**What the task requires**
Which lines of the records contain the word "number"? Copy each one.

------ Supplied records ------

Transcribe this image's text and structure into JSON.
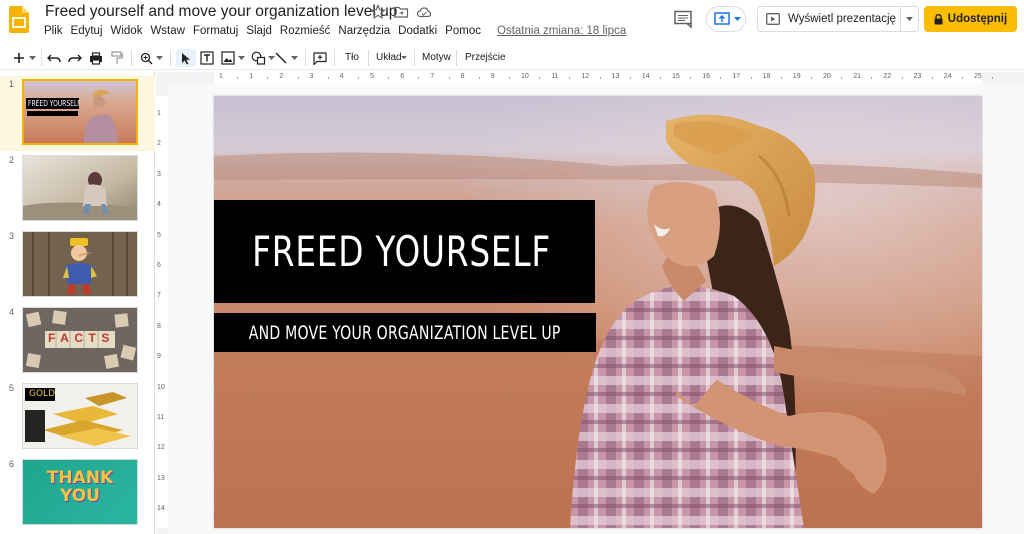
{
  "app": {
    "doc_title": "Freed yourself and move your organization level up",
    "last_edit": "Ostatnia zmiana: 18 lipca",
    "menu": [
      "Plik",
      "Edytuj",
      "Widok",
      "Wstaw",
      "Formatuj",
      "Slajd",
      "Rozmieść",
      "Narzędzia",
      "Dodatki",
      "Pomoc"
    ],
    "present_label": "Wyświetl prezentację",
    "share_label": "Udostępnij",
    "accent_color": "#fbbc04"
  },
  "toolbar": {
    "background_label": "Tło",
    "layout_label": "Układ",
    "theme_label": "Motyw",
    "transition_label": "Przejście"
  },
  "ruler": {
    "h_labels": [
      "1",
      "1",
      "2",
      "3",
      "4",
      "5",
      "6",
      "7",
      "8",
      "9",
      "10",
      "11",
      "12",
      "13",
      "14",
      "15",
      "16",
      "17",
      "18",
      "19",
      "20",
      "21",
      "22",
      "23",
      "24",
      "25"
    ],
    "v_labels": [
      "1",
      "2",
      "3",
      "4",
      "5",
      "6",
      "7",
      "8",
      "9",
      "10",
      "11",
      "12",
      "13",
      "14"
    ]
  },
  "filmstrip": {
    "slides": [
      {
        "number": "1",
        "caption": "FREED YOURSELF",
        "selected": true
      },
      {
        "number": "2"
      },
      {
        "number": "3"
      },
      {
        "number": "4",
        "caption": "FACTS"
      },
      {
        "number": "5",
        "caption": "GOLD"
      },
      {
        "number": "6",
        "caption": "THANK YOU"
      }
    ]
  },
  "slide": {
    "title": "FREED YOURSELF",
    "subtitle": "AND MOVE YOUR ORGANIZATION LEVEL UP"
  }
}
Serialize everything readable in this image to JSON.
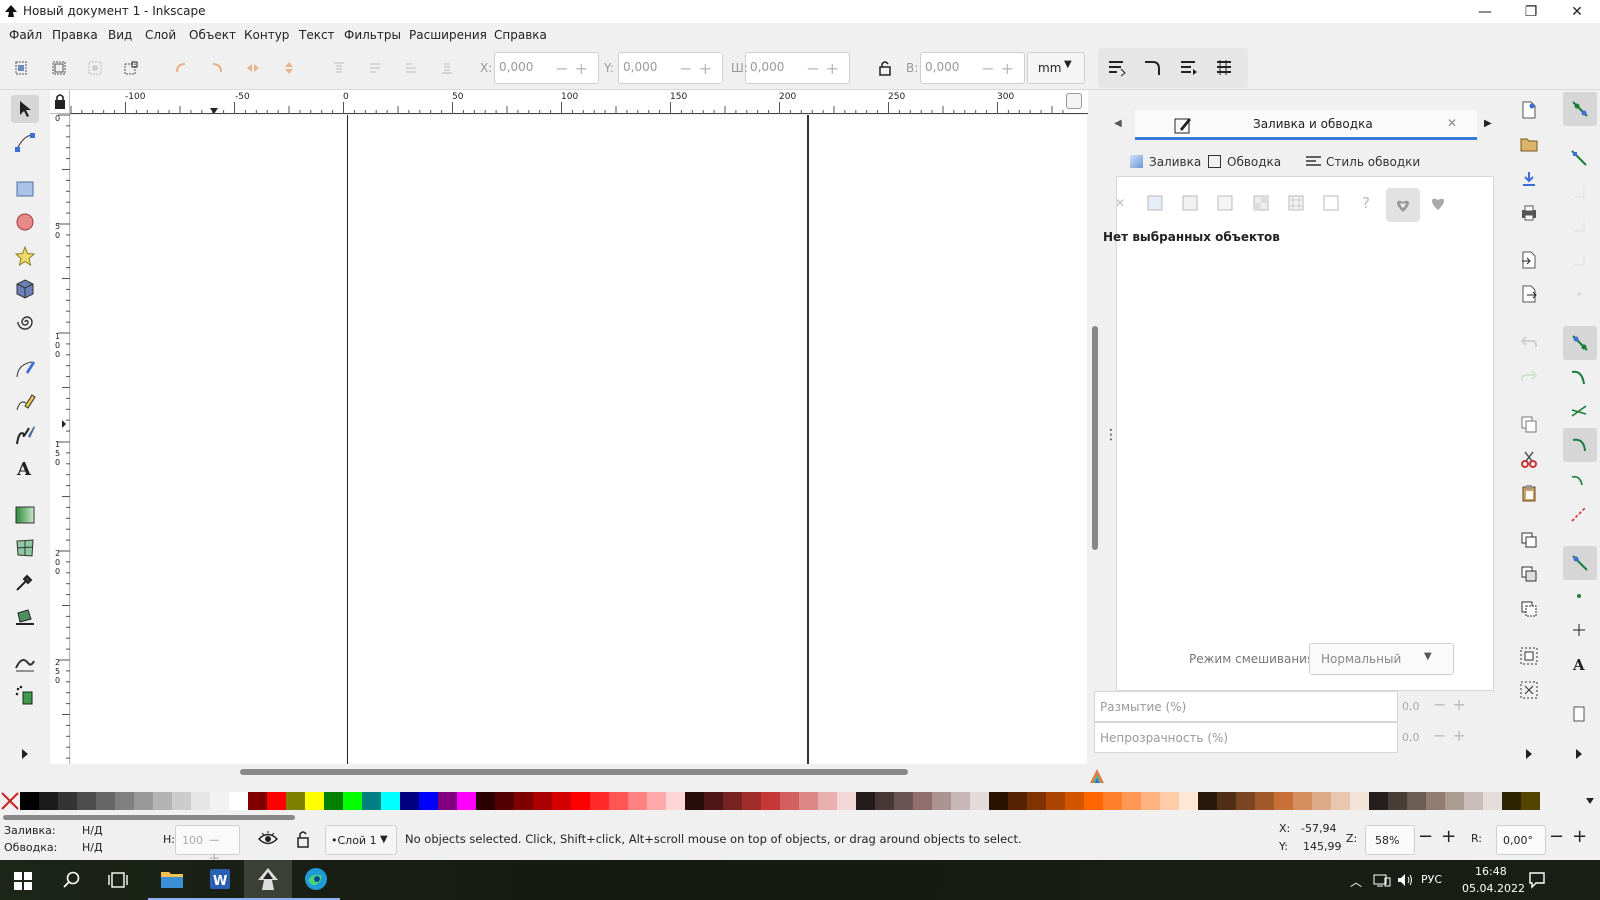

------

**Your response**
        "number": "1",
        "number": "2"
        "number": "3"
        "number": "4",
        "number": "5",
        "number": "6",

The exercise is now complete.